Posted by camille arneberg on

How to Cat-Proof Your Home

Table of Contents

Adopting a cat (or cats)? Congratulations! There’s nothing like the love of a furry friend to make your house feel even more like home. 

Before bringing home a new pet, it’s important to make sure your home is a safe, pet-friendly environment for your new cat. After all, you might be surprised at the kind of mischief your cat can get into while you’re not watching!

Common Household Hazards for Cats

You may not think twice about these everyday items, but your cat could see them as potential prey to pounce on or toys to chew on (and maybe even swallow).

The following household items could pose some problems for your cat: 

  • Sewing supplies
  • Paper clips
  • Staples
  • Twist ties
  • Coins
  • Puzzle or board game pieces
  • Dangling decorations
  • Medicines
  • Razors
  • Various kitchen ingredients

(Of course, this is not an exhaustive list. Use your best judgment when inspecting your home.) 

Whether this is your first cat or your 50th, we recommend doing a room-by-room inspection of your home to ensure you’re providing a safe, cat-friendly environment for your new pet.


Living Room

As a pet owner's rule of paw, it’s good to make a habit out of cleaning up any small, sharp, string-like objects that could be dangerous for cats. Game nights are fine, just keep a close eye on your kitty and clean up thoroughly! 

Tie up any loose, dangling cords for your window blinds, as tangled cords have the potential to trap and injure your cat. This also applies to any electrical cords—though these ones also pose the risk of electric shock if chewed. 

Keep candles out of reach (you don’t want your kitty knocking over a lit flame), and research any essential oils you use to make sure they’re not dangerous for your cat. 

Remove or replace any houseplants that are toxic for cats, too. 

Bedroom

Keeping an eye out for small, dangerous objects, make it a habit to keep your nightstand mess-free. (Besides, you don’t want your cat knocking over your stuff!) 

Keep any medications, lotions, perfumes, or other potentially toxic materials hidden away in a drawer or out of reach from your cat. You’ll also want to have a covered trashcan. 

Some cats like to cozy up in a quiet, dark closet. There’s nothing wrong with that—just make sure you don’t have any mothballs or loose strings and buttons that could be dangerous for your cat. 

 

Kitchen

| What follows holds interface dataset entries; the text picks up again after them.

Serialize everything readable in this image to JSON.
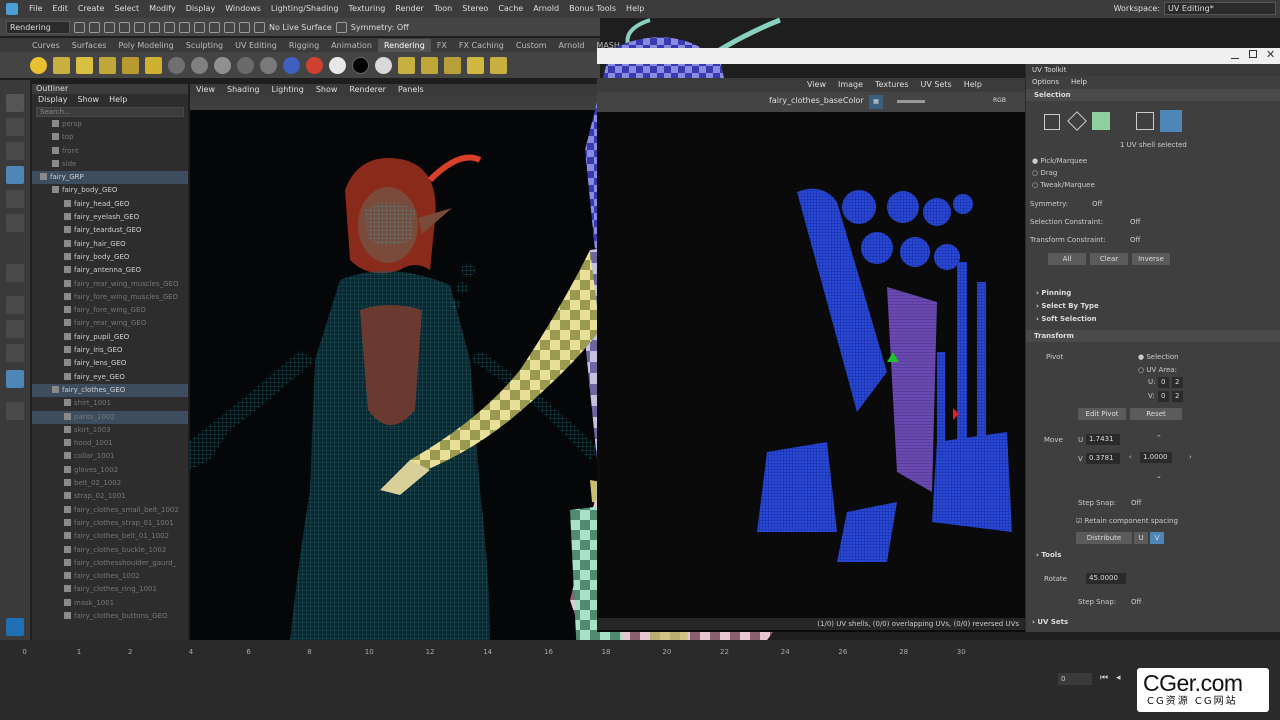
{
  "menubar": {
    "items": [
      "File",
      "Edit",
      "Create",
      "Select",
      "Modify",
      "Display",
      "Windows",
      "Lighting/Shading",
      "Texturing",
      "Render",
      "Toon",
      "Stereo",
      "Cache",
      "Arnold",
      "Bonus Tools",
      "Help"
    ],
    "workspace_label": "Workspace:",
    "workspace_value": "UV Editing*"
  },
  "statusline": {
    "menuset": "Rendering",
    "live_surface": "No Live Surface",
    "symmetry": "Symmetry: Off"
  },
  "shelf": {
    "tabs": [
      "Curves",
      "Surfaces",
      "Poly Modeling",
      "Sculpting",
      "UV Editing",
      "Rigging",
      "Animation",
      "Rendering",
      "FX",
      "FX Caching",
      "Custom",
      "Arnold",
      "MASH"
    ],
    "active_tab": "Rendering"
  },
  "outliner": {
    "tab": "Outliner",
    "menu": [
      "Display",
      "Show",
      "Help"
    ],
    "search_placeholder": "Search...",
    "items": [
      {
        "label": "persp",
        "indent": 1,
        "dim": true
      },
      {
        "label": "top",
        "indent": 1,
        "dim": true
      },
      {
        "label": "front",
        "indent": 1,
        "dim": true
      },
      {
        "label": "side",
        "indent": 1,
        "dim": true
      },
      {
        "label": "fairy_GRP",
        "indent": 0,
        "hl": true
      },
      {
        "label": "fairy_body_GEO",
        "indent": 1
      },
      {
        "label": "fairy_head_GEO",
        "indent": 2
      },
      {
        "label": "fairy_eyelash_GEO",
        "indent": 2
      },
      {
        "label": "fairy_teardust_GEO",
        "indent": 2
      },
      {
        "label": "fairy_hair_GEO",
        "indent": 2
      },
      {
        "label": "fairy_body_GEO",
        "indent": 2
      },
      {
        "label": "fairy_antenna_GEO",
        "indent": 2
      },
      {
        "label": "fairy_rear_wing_muscles_GEO",
        "indent": 2,
        "dim": true
      },
      {
        "label": "fairy_fore_wing_muscles_GEO",
        "indent": 2,
        "dim": true
      },
      {
        "label": "fairy_fore_wing_GEO",
        "indent": 2,
        "dim": true
      },
      {
        "label": "fairy_rear_wing_GEO",
        "indent": 2,
        "dim": true
      },
      {
        "label": "fairy_pupil_GEO",
        "indent": 2
      },
      {
        "label": "fairy_iris_GEO",
        "indent": 2
      },
      {
        "label": "fairy_lens_GEO",
        "indent": 2
      },
      {
        "label": "fairy_eye_GEO",
        "indent": 2
      },
      {
        "label": "fairy_clothes_GEO",
        "indent": 1,
        "hl": true
      },
      {
        "label": "shirt_1001",
        "indent": 2,
        "dim": true
      },
      {
        "label": "pants_1002",
        "indent": 2,
        "dim": true,
        "hl": true
      },
      {
        "label": "skirt_1003",
        "indent": 2,
        "dim": true
      },
      {
        "label": "hood_1001",
        "indent": 2,
        "dim": true
      },
      {
        "label": "collar_1001",
        "indent": 2,
        "dim": true
      },
      {
        "label": "gloves_1002",
        "indent": 2,
        "dim": true
      },
      {
        "label": "belt_02_1002",
        "indent": 2,
        "dim": true
      },
      {
        "label": "strap_02_1001",
        "indent": 2,
        "dim": true
      },
      {
        "label": "fairy_clothes_small_belt_1002",
        "indent": 2,
        "dim": true
      },
      {
        "label": "fairy_clothes_strap_01_1001",
        "indent": 2,
        "dim": true
      },
      {
        "label": "fairy_clothes_belt_01_1002",
        "indent": 2,
        "dim": true
      },
      {
        "label": "fairy_clothes_buckle_1002",
        "indent": 2,
        "dim": true
      },
      {
        "label": "fairy_clothesshoulder_gaurd_",
        "indent": 2,
        "dim": true
      },
      {
        "label": "fairy_clothes_1002",
        "indent": 2,
        "dim": true
      },
      {
        "label": "fairy_clothes_ring_1001",
        "indent": 2,
        "dim": true
      },
      {
        "label": "mask_1001",
        "indent": 2,
        "dim": true
      },
      {
        "label": "fairy_clothes_buttons_GEO",
        "indent": 2,
        "dim": true
      }
    ]
  },
  "viewport": {
    "menu": [
      "View",
      "Shading",
      "Lighting",
      "Show",
      "Renderer",
      "Panels"
    ]
  },
  "uv_editor": {
    "menu": [
      "View",
      "Image",
      "Textures",
      "UV Sets",
      "Help"
    ],
    "texture": "fairy_clothes_baseColor",
    "channel": "RGB",
    "status": "(1/0) UV shells, (0/0) overlapping UVs, (0/0) reversed UVs"
  },
  "toolkit": {
    "title": "UV Toolkit",
    "menu": [
      "Options",
      "Help"
    ],
    "selection_header": "Selection",
    "selected_text": "1 UV shell selected",
    "select_modes": [
      "Pick/Marquee",
      "Drag",
      "Tweak/Marquee"
    ],
    "symmetry_label": "Symmetry:",
    "symmetry_value": "Off",
    "selection_constraint_label": "Selection Constraint:",
    "selection_constraint_value": "Off",
    "transform_constraint_label": "Transform Constraint:",
    "transform_constraint_value": "Off",
    "buttons": [
      "All",
      "Clear",
      "Inverse"
    ],
    "subsections": [
      "Pinning",
      "Select By Type",
      "Soft Selection"
    ],
    "transform_header": "Transform",
    "pivot_label": "Pivot",
    "pivot_selection": "Selection",
    "pivot_uv_area": "UV Area:",
    "uv_area_u_label": "U:",
    "uv_area_v_label": "V:",
    "uv_area_u": [
      "0",
      "2"
    ],
    "uv_area_v": [
      "0",
      "2"
    ],
    "edit_pivot": "Edit Pivot",
    "reset": "Reset",
    "move_label": "Move",
    "move_u_label": "U",
    "move_v_label": "V",
    "move_u": "1.7431",
    "move_v": "0.3781",
    "move_step": "1.0000",
    "step_snap_label": "Step Snap:",
    "step_snap_value": "Off",
    "retain_spacing": "Retain component spacing",
    "distribute": "Distribute",
    "distribute_u": "U",
    "distribute_v": "V",
    "tools_header": "Tools",
    "rotate_label": "Rotate",
    "rotate_value": "45.0000",
    "step_snap2_label": "Step Snap:",
    "step_snap2_value": "Off",
    "uv_sets_header": "UV Sets"
  },
  "timeline": {
    "ticks": [
      "0",
      "1",
      "2",
      "4",
      "6",
      "8",
      "10",
      "12",
      "14",
      "16",
      "18",
      "20",
      "22",
      "24",
      "26",
      "28",
      "30"
    ],
    "current": "0"
  },
  "watermark": {
    "big": "CGer.com",
    "small": "CG资源 CG网站"
  },
  "colors": {
    "accent": "#4a9fd8",
    "wire_cyan": "#2ec8d8",
    "uv_blue": "#2840c8"
  }
}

You get the gist by now: keep the harmful stuff out of reach! This includes foods that aren’t cat-friendly, cleaning supplies, knives, and scissors.

Even if the food itself is safe for cats, be mindful of its packaging. For example, plastic bags could lead to suffocation and twist-ties could lead to choking. 

If you’ve got a curious kitty who loves to climb, check that your cupboards and cabinets are closed; keep your trashcan covered, too. 

If you can, try to keep your cat away from the kitchen while you cook… especially if she has a history of climbing onto your stovetop. 

Bathroom

As with the other rooms, it’s important to keep your trashcan covered and toxic ingredients out of reach—this includes makeup, cleaning supplies, toothpaste, medications, and more. 

It’s also a good idea to keep your toilet seat lid closed. You don’t want your kitty to slip and fall in, especially if you’re leaving toilet cleaners to sit. 

Some cat owners prefer to just keep their bathroom door closed altogether when not in use… especially if they’ve got a cat who loves to make a habit out of knocking over their soap and shampoo bottles and dirtying up their tub!


Additional Considerations

Cats love to cozy up in snug spaces, so be mindful of any potential hiding spots for your cat. For example, always check your clothes dryer before turning it on, as it’s a prime spot for your cat to nap

If you’re planning to let your cat into the garage, check that any toxic chemicals such as antifreeze and motor oil are out of reach. 

For outdoor cats, check your yard for any potential hazards, too. While it’s always a good idea to get your cat a microchip and collar with an ID tag, it’s especially important for kitties who are going to be spending their days roaming around outside. 

It’s also important to maintain a healthy, enriching environment for your cat. This includes having plenty of sturdy scratchers, interactive toys, and places to climb. Make a habit of regularly cleaning your cat’s litter box, and consider investing in an intriguing water fountain.

Of course, don’t forget about a healthy diet! Supplement your cat’s food with PetHonesty’s Digestive Probiotics+ Powder for Cats. This tasty meal-topping powder is made of natural ingredients to support healthy digestive and immune systems. Just mix it into your cat’s food to help her reap the long-term health benefits!  


Sources: 
https://www.zoetispetcare.com/blog/article/cat-proof-home
https://www.hillspet.com/cat-care/routine-care/creating-cat-safe-household
https://www.rover.com/blog/cat-proof-home/
https://www.vets-now.com/2017/01/cat-proof-your-house/